Keep in mind: If someone did get through with another shoe bomb, or someone successfully made a liquid explosive after that potential risk had been identified, or body-scanning technology was made available to stop certain types of attacks and the TSA knew about it but didn’t use it, they’d be subject to far more criticism than they’re getting today.
Almost any institution, when faced with a situation where they’ll get harshly criticized regardless of their choice, is going to choose the option that lets them accrue more power as an institution. That’s true of government agencies, corporations, and any other organization that can make itself part of society. This situation simply will not ever change until such time as Americans are willing to accept that a certain level of risk of aircraft-based terror threats always exist, and Americans have consistently indicated they’re not willing to live with air travel being a fraction as deadly as, say, traveling by car. It’s especially unlikely to change as, at a broader level, we encourage corporations to define our policy. The TSA is a symptom of the fact Americans like to think they’re going to live forever, and that they trust corporations more than their government regardless of the track record of either. Change those facts, and then maybe we can change the TSA.
A Really Crappy Job
I’ll admit, part of my willingness to partially exonerate the TSA for the current levels of stupidity at airports is because it’s a really, really tough job for an agency to have. While airport screeners are obviously trained, any large force of employees who deal with the public turing times of stress are going to be constantly making egregious mistakes. Hell, there’s a complaint about a McDonald’s worker probably every other minute, and they’re not involved in examining people’s bodies, just giving them french fries.

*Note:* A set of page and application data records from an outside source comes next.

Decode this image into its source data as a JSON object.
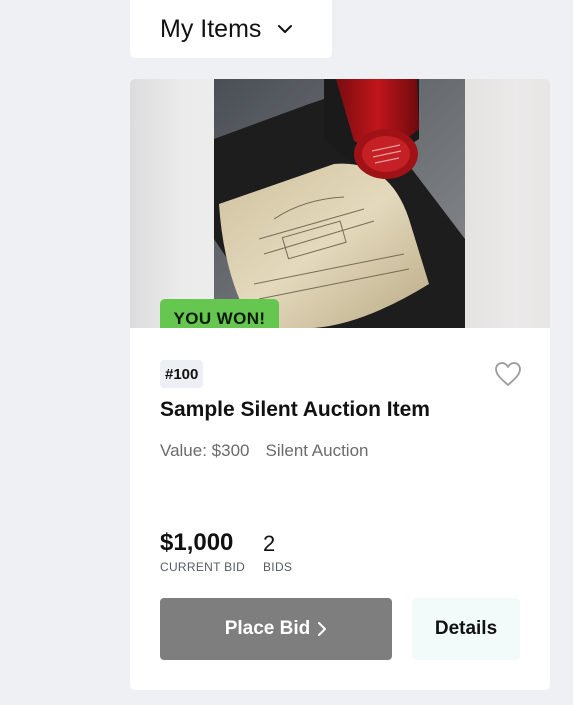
{
  "filter": {
    "label": "My Items",
    "icon": "chevron-down-icon"
  },
  "item": {
    "status_badge": "YOU WON!",
    "status_color": "#66c750",
    "lot_number": "#100",
    "favorite_icon": "heart-outline-icon",
    "title": "Sample Silent Auction Item",
    "value": "Value: $300",
    "auction_type": "Silent Auction",
    "current_bid": "$1,000",
    "current_bid_label": "CURRENT BID",
    "bid_count": "2",
    "bid_count_label": "BIDS",
    "place_bid_label": "Place Bid",
    "place_bid_icon": "chevron-right-icon",
    "details_label": "Details"
  },
  "colors": {
    "page_background": "#eef0f4",
    "place_bid_button": "#7e7e7e",
    "details_button": "#f2fbfa"
  }
}
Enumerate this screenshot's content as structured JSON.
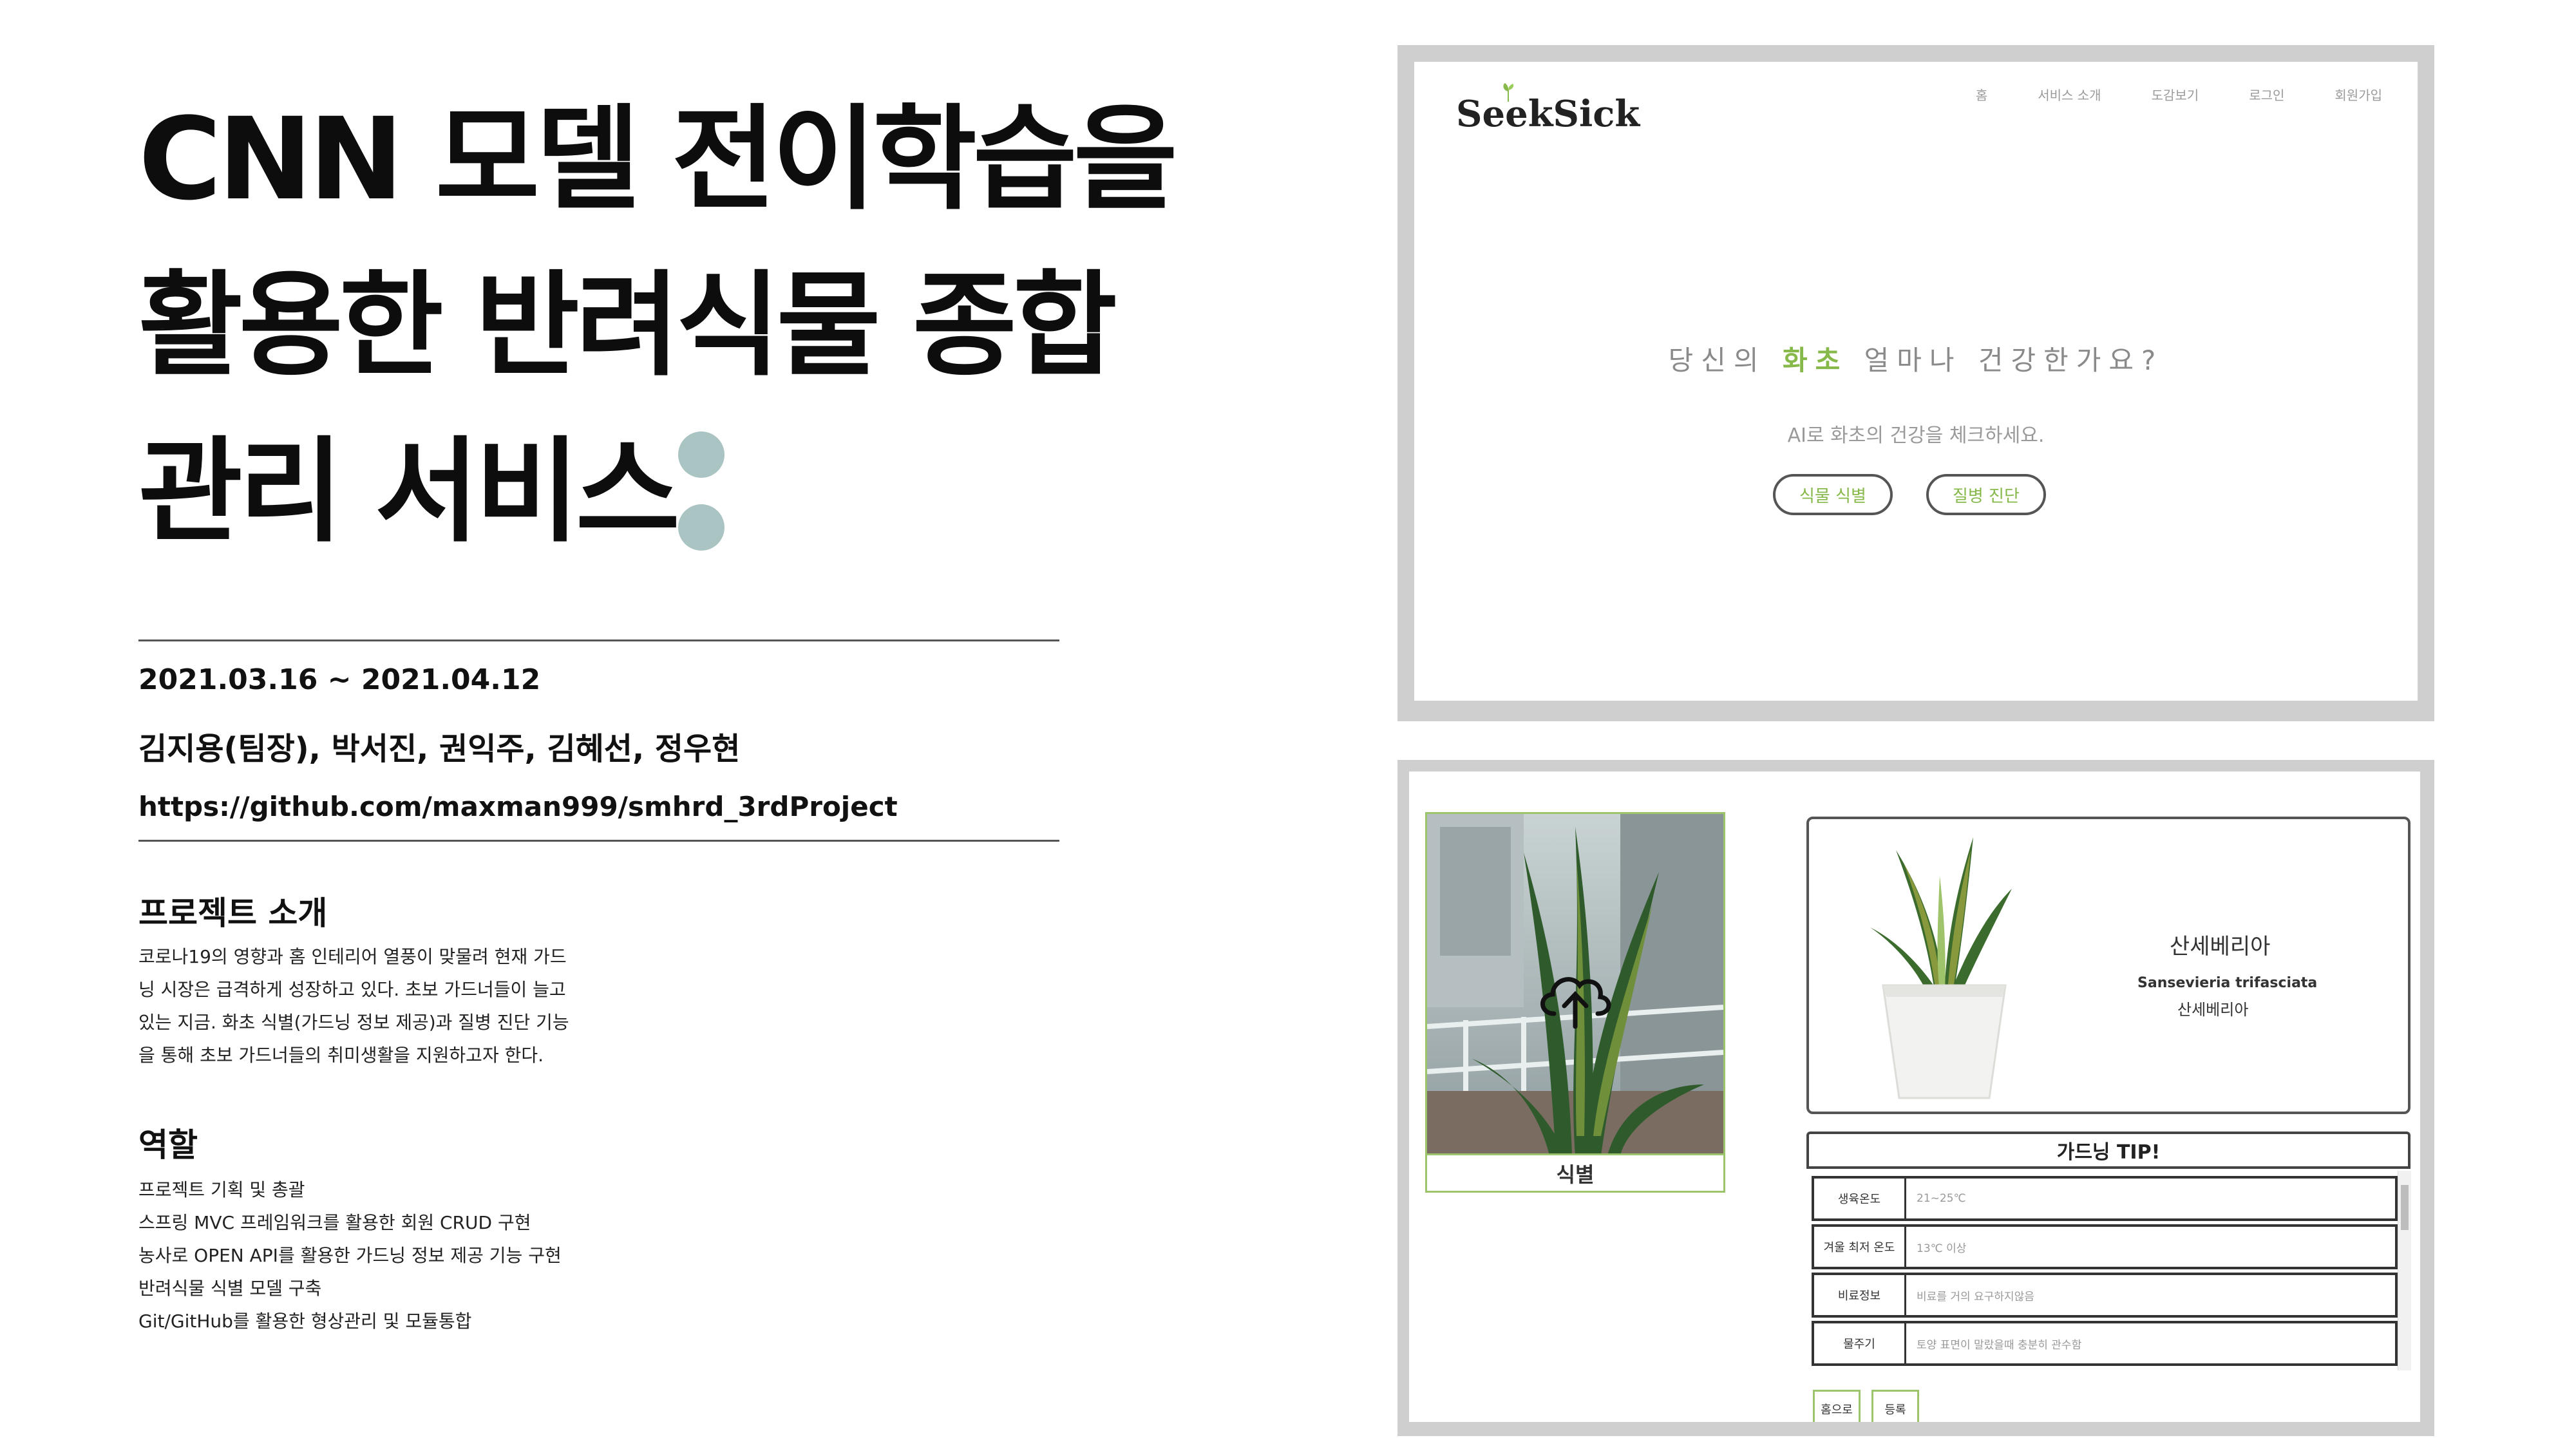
{
  "title": {
    "line1": "CNN 모델 전이학습을",
    "line2": "활용한 반려식물 종합",
    "line3": "관리 서비스"
  },
  "meta": {
    "dates": "2021.03.16 ~ 2021.04.12",
    "members": "김지용(팀장), 박서진, 권익주, 김혜선, 정우현",
    "github": "https://github.com/maxman999/smhrd_3rdProject"
  },
  "intro": {
    "heading": "프로젝트 소개",
    "lines": [
      "코로나19의 영향과 홈 인테리어 열풍이 맞물려 현재 가드",
      "닝 시장은 급격하게 성장하고 있다. 초보 가드너들이 늘고",
      "있는 지금. 화초 식별(가드닝 정보 제공)과 질병 진단 기능",
      "을 통해 초보 가드너들의 취미생활을 지원하고자 한다."
    ]
  },
  "roles": {
    "heading": "역할",
    "lines": [
      "프로젝트 기획 및 총괄",
      "스프링 MVC 프레임워크를 활용한 회원 CRUD 구현",
      "농사로 OPEN API를 활용한 가드닝 정보 제공 기능 구현",
      "반려식물 식별 모델 구축",
      "Git/GitHub를 활용한 형상관리 및 모듈통합"
    ]
  },
  "screen1": {
    "logo": "SeekSick",
    "nav": [
      "홈",
      "서비스 소개",
      "도감보기",
      "로그인",
      "회원가입"
    ],
    "hero_pre": "당신의 ",
    "hero_accent": "화초",
    "hero_post": " 얼마나 건강한가요?",
    "subtitle": "AI로 화초의 건강을 체크하세요.",
    "btn_identify": "식물 식별",
    "btn_diagnose": "질병 진단",
    "accent_color": "#86b84a"
  },
  "screen2": {
    "photo_label": "식별",
    "plant_name": "산세베리아",
    "scientific_name": "Sansevieria trifasciata",
    "plant_name_ko": "산세베리아",
    "tip_title": "가드닝 TIP!",
    "tips": [
      {
        "key": "생육온도",
        "value": "21~25℃"
      },
      {
        "key": "겨울 최저 온도",
        "value": "13℃ 이상"
      },
      {
        "key": "비료정보",
        "value": "비료를 거의 요구하지않음"
      },
      {
        "key": "물주기",
        "value": "토양 표면이 말랐을때 충분히 관수함"
      }
    ],
    "btn_home": "홈으로",
    "btn_register": "등록"
  }
}
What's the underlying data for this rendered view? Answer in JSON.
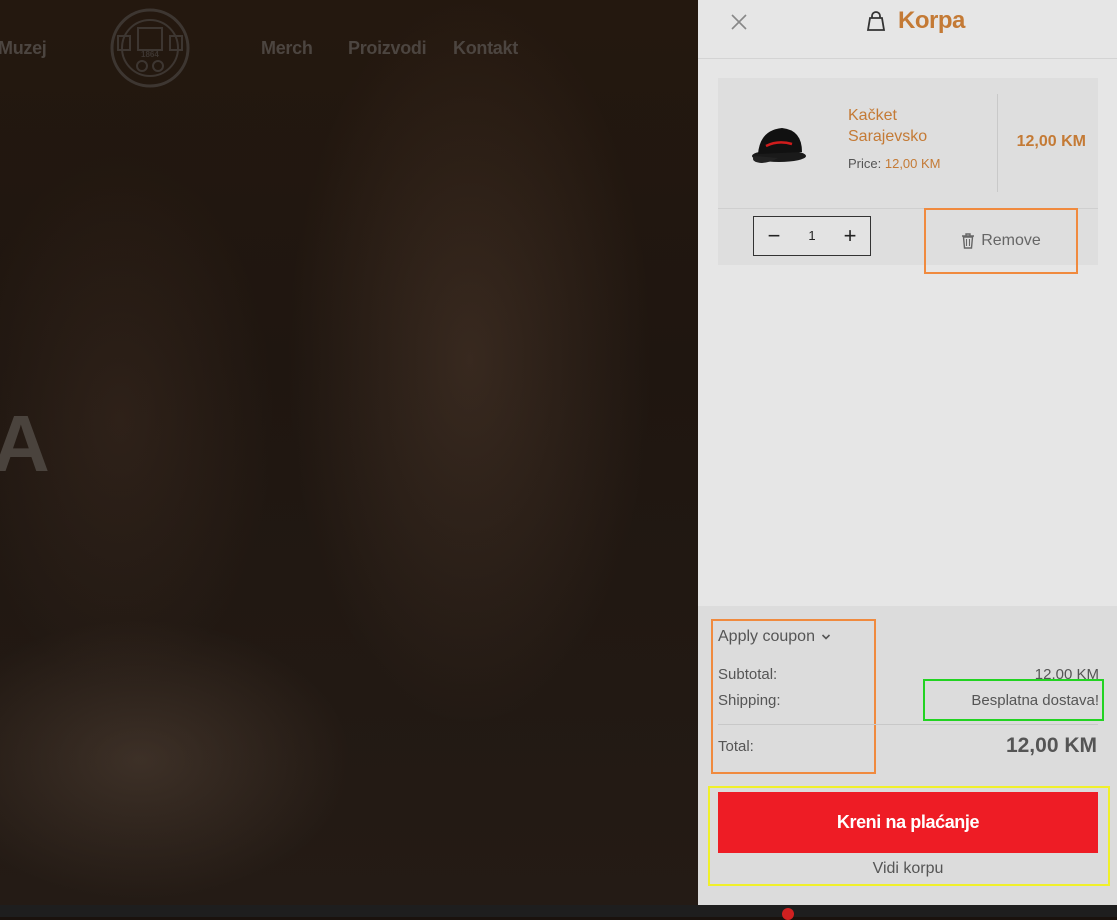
{
  "nav": {
    "items": [
      "Muzej",
      "Merch",
      "Proizvodi",
      "Kontakt"
    ]
  },
  "logo": {
    "year": "1864"
  },
  "hero": {
    "partial_letter": "A"
  },
  "cart": {
    "title": "Korpa",
    "item": {
      "name": "Kačket Sarajevsko",
      "price_label": "Price:",
      "price_value": "12,00 KM",
      "line_total": "12,00 KM",
      "quantity": "1",
      "minus": "−",
      "plus": "+",
      "remove_label": "Remove"
    },
    "totals": {
      "coupon_label": "Apply coupon",
      "subtotal_label": "Subtotal:",
      "subtotal_value": "12,00 KM",
      "shipping_label": "Shipping:",
      "shipping_value": "Besplatna dostava!",
      "total_label": "Total:",
      "total_value": "12,00 KM"
    },
    "checkout_label": "Kreni na plaćanje",
    "view_cart_label": "Vidi korpu"
  },
  "colors": {
    "accent": "#c47a35",
    "checkout": "#ee1c25",
    "drawer_bg": "#e6e6e6",
    "highlight_orange": "#f08a3e",
    "highlight_green": "#22d322",
    "highlight_yellow": "#f0f02a"
  },
  "icons": {
    "close": "close-icon",
    "bag": "shopping-bag-icon",
    "trash": "trash-icon",
    "chevron": "chevron-down-icon"
  }
}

Some of the people at the agency are also trying really hard. If you look at the TSA blog, which was one of the earliest blogs launched by any federal agency, and still remains among its best, there’s a concerted effort to engage the public in a smart way. When attention-seekers exaggerate their mistreatment at the hands of the TSA, they don’t get engaged in a back-and-forth, they just post footage of the event in question. When TSA agents screw up, they don’t publicly shame them, they just talk about what their standards are for employees. Obviously, the range and scope of current complaints have overwhelmed their social media staff of late, but part of me thinks they’ll have either reasonable answers for many situations, or take accountability for the times when they were clearly wrong. I recently answered an Ask MetaFilter question about how to contact the TSA to object to current screening procedures, and was pretty surprised at the range of options available to a citizen who wants to contact the agency, as well as the likelihood of getting a thoughful response.
All of that being said, obviously I still have misgivings about the awful experience so many of us have at the airport. I’m especially affronted because I know many of the common forms of objection, including merely opting out of the body-scanning devices, would earn me far more of an inconvenience or delay at the airport than the other folks who are protesting, simply because of how I look.
But the worst excesses of the TSA are caused by our culture, and the agency is responding to our culture’s values. If you want them to change their behavior, you’ll have to engage with your neighbors and fellow citizens about their fears, and evolve the way we all respond to them. They may find that conversation to be far too invasive, and you’ll have to decide what to do when they ask to opt-out.